#### What you will do
When the word "WAYFU" appears in a line of the data below, list that line.

#### Data shown
Content starts

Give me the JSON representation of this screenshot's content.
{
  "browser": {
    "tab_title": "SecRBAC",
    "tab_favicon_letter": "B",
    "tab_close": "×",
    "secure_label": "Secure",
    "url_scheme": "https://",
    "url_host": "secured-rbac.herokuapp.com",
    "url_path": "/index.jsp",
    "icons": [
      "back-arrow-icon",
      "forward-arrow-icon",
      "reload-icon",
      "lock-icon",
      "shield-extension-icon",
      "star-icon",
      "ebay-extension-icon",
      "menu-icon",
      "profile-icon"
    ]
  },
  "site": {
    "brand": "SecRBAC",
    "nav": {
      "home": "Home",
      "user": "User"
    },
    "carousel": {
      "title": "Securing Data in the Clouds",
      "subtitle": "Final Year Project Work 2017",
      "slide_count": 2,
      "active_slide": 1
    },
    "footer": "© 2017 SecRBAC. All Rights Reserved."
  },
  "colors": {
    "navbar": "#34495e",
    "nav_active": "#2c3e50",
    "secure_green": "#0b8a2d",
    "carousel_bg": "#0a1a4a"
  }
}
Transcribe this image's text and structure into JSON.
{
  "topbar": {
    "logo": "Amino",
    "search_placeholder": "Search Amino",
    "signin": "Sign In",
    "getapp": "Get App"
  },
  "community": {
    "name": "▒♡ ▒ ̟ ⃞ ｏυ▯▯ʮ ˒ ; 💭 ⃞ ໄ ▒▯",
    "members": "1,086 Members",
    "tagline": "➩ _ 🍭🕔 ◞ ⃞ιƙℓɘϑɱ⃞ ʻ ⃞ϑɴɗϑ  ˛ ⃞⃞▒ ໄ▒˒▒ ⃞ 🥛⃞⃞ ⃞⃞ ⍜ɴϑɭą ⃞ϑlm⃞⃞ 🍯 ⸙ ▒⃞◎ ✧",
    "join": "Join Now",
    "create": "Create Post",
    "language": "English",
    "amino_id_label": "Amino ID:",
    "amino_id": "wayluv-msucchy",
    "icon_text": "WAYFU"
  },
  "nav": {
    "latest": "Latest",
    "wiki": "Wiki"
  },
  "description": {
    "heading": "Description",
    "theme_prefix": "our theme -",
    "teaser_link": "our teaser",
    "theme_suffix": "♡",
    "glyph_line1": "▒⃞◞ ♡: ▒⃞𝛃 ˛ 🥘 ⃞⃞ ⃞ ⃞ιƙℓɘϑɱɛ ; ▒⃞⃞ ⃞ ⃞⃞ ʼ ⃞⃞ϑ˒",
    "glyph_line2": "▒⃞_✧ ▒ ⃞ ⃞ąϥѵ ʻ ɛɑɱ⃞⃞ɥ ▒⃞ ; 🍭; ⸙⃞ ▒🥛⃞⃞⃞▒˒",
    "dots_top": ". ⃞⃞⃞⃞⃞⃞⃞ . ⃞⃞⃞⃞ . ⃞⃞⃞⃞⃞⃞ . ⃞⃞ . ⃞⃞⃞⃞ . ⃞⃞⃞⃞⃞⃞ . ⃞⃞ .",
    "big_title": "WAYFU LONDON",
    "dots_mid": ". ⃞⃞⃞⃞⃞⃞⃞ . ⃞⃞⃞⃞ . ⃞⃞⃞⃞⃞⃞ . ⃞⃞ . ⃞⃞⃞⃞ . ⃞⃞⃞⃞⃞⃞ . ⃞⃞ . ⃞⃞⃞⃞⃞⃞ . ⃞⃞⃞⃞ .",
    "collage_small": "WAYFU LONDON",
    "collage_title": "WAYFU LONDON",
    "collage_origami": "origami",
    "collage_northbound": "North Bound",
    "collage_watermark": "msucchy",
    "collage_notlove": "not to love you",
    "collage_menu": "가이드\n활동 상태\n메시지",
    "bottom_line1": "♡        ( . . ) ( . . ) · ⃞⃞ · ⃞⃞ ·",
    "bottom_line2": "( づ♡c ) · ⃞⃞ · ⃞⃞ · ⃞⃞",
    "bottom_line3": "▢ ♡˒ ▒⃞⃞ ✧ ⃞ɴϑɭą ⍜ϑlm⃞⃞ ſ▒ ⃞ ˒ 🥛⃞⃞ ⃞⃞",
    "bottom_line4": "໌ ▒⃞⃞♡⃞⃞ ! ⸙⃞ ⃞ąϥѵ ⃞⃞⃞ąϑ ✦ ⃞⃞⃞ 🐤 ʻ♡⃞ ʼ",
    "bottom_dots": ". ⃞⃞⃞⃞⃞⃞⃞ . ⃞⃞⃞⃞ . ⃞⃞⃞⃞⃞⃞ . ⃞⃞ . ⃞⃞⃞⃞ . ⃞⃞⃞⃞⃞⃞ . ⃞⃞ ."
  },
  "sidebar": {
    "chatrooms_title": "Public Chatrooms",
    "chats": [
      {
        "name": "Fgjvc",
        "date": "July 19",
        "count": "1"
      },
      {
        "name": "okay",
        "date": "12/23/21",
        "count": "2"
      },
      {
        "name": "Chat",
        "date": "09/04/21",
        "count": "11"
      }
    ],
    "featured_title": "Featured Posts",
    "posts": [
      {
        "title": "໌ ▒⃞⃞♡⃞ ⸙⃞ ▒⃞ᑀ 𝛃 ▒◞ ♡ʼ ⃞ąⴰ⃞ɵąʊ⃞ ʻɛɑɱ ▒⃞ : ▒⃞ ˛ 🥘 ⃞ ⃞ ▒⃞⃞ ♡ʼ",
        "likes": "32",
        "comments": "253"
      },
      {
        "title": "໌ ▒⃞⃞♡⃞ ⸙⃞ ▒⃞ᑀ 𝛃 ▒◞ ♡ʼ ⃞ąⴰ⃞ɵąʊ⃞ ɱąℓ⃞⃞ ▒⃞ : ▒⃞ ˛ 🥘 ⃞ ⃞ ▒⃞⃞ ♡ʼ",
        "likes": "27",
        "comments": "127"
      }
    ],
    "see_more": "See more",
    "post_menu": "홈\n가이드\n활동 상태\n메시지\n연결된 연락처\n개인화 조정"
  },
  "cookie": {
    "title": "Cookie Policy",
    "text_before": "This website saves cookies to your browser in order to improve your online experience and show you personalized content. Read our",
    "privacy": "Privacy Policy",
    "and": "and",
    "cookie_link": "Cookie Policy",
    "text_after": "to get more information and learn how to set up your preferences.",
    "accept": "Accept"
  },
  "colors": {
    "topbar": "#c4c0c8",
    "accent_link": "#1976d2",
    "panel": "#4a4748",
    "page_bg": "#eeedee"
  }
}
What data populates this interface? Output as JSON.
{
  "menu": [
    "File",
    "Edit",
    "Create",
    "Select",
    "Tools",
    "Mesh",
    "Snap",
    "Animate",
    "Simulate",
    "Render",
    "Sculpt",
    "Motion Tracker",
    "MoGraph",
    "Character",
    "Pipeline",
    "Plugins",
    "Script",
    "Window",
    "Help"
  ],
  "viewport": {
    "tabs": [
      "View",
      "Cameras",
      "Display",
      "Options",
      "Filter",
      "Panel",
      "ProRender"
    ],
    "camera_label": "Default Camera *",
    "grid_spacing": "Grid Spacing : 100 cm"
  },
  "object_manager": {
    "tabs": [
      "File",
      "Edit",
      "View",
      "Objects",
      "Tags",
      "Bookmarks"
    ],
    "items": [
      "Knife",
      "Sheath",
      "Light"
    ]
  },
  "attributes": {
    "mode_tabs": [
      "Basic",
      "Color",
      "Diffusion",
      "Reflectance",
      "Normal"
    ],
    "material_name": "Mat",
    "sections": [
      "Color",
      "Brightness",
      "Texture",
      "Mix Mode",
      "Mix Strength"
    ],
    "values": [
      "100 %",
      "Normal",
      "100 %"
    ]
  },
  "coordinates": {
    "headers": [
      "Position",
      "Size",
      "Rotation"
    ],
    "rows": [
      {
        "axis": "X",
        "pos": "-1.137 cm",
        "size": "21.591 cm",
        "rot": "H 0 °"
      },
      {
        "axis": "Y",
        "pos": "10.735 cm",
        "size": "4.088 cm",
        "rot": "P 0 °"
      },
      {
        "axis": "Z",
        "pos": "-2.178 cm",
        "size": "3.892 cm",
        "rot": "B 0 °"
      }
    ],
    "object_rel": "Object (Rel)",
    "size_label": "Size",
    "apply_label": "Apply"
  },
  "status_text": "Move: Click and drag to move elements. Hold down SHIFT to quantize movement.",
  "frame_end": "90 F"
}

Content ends

#### Exercise answer
    "icon_text": "WAYFU"
    "big_title": "WAYFU LONDON",
    "collage_small": "WAYFU LONDON",
    "collage_title": "WAYFU LONDON",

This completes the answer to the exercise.